I have previously written about the "banal authoritarianism" and "anti-anti-authoritarianism" of New York Times columnist David Brooks, who has been railing against the individual and in favor of bold state action since at least 1997. Today Brooks adds to his own increasingly eccentric subgenre by spending several paragraphs lamenting that Washington's monuments and memorials no longer radiate sufficient power:
Why can't today's memorial designers think straight about just authority? [...]
Those "Question Authority" bumper stickers no longer symbolize an attempt to distinguish just and unjust authority. They symbolize an attitude of opposing authority.
The old adversary culture of the intellectuals has turned into a mass adversarial cynicism. The common assumption is that elites are always hiding something. Public servants are in it for themselves. Those people at the top are nowhere near as smart or as wonderful as pure and all-knowing Me.

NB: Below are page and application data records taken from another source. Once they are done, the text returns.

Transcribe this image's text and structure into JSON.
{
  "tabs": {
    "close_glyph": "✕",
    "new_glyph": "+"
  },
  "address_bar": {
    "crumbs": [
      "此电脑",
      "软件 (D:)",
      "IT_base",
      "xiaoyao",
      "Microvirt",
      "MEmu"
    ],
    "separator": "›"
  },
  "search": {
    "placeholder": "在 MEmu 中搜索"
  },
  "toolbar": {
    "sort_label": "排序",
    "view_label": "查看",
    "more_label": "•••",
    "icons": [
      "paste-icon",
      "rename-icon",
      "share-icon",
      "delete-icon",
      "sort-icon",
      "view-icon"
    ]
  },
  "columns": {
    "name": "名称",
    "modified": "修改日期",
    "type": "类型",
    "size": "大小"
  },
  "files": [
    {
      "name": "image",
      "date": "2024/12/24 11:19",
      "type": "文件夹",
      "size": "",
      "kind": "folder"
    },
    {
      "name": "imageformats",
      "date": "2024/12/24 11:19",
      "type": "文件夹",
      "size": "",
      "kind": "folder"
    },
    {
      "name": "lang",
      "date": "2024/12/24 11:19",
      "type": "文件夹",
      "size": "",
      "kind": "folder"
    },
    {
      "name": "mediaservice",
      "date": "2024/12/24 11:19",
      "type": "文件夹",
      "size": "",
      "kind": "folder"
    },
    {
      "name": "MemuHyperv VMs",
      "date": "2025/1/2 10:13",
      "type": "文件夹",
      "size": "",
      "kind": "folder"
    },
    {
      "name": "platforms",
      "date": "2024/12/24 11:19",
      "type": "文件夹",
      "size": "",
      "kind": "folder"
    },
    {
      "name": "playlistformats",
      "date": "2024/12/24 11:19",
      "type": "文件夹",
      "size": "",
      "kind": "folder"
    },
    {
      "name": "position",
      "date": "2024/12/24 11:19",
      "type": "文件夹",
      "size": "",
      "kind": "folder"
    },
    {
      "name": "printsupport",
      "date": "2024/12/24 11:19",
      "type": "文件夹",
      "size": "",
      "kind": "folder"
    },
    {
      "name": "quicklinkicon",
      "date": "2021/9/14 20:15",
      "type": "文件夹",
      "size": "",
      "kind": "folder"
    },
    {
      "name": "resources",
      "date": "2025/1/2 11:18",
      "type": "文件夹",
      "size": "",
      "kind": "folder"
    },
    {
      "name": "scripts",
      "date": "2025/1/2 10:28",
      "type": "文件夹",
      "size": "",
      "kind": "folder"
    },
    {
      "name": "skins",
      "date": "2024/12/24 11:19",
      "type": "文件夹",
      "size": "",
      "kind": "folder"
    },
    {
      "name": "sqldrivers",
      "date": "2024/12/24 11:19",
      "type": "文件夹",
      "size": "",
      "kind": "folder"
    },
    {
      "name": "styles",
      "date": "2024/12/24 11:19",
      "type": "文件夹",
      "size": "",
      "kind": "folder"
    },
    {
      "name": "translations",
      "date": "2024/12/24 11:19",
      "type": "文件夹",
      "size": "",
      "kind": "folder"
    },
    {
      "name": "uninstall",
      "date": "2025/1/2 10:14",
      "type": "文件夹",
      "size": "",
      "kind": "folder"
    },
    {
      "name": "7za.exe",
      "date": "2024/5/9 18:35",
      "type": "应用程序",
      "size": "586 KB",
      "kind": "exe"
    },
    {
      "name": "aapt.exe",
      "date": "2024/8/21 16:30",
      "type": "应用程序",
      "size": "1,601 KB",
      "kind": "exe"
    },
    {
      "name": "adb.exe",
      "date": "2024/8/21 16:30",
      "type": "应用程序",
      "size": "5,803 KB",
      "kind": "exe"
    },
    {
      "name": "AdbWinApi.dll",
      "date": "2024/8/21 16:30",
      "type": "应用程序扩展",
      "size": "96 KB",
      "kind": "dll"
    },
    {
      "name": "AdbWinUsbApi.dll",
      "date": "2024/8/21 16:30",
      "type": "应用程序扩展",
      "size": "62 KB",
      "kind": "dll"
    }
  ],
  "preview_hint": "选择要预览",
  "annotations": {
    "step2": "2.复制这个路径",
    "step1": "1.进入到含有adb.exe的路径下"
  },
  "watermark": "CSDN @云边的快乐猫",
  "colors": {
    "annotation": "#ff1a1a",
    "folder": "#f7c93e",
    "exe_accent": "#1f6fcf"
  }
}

You end up with movements like Occupy Wall Street and the Tea Parties that try to dispense with authority altogether. They reject hierarchies and leaders because they don't believe in the concepts. The whole world should be like the Internet — a disbursed semianarchy in which authority is suspect and each individual is king.
Maybe before we can build great monuments to leaders we have to relearn the art of following.
The sentiment here is bizarre enough (lead me, o Great Men, lead me!), but what really sticks out is the sell-by date on the cultural critique. The "old adversary culture of the intellectuals" was indeed pretty adversarial toward authority in the Me Decade, but is nowadays openly cheering on Big Government and the virtuous Nanny State. It's gotten to the point where the center-left political media is doing the president's dirty work for him, jumping down the throat of Democrats who dare stray from the Obama administration's message of the day.
And Sweet Baby Jane Fancy Moses, when's the last time you even saw a "Question Authority" bumper sticker?
UPDATE: Radley Balko has more.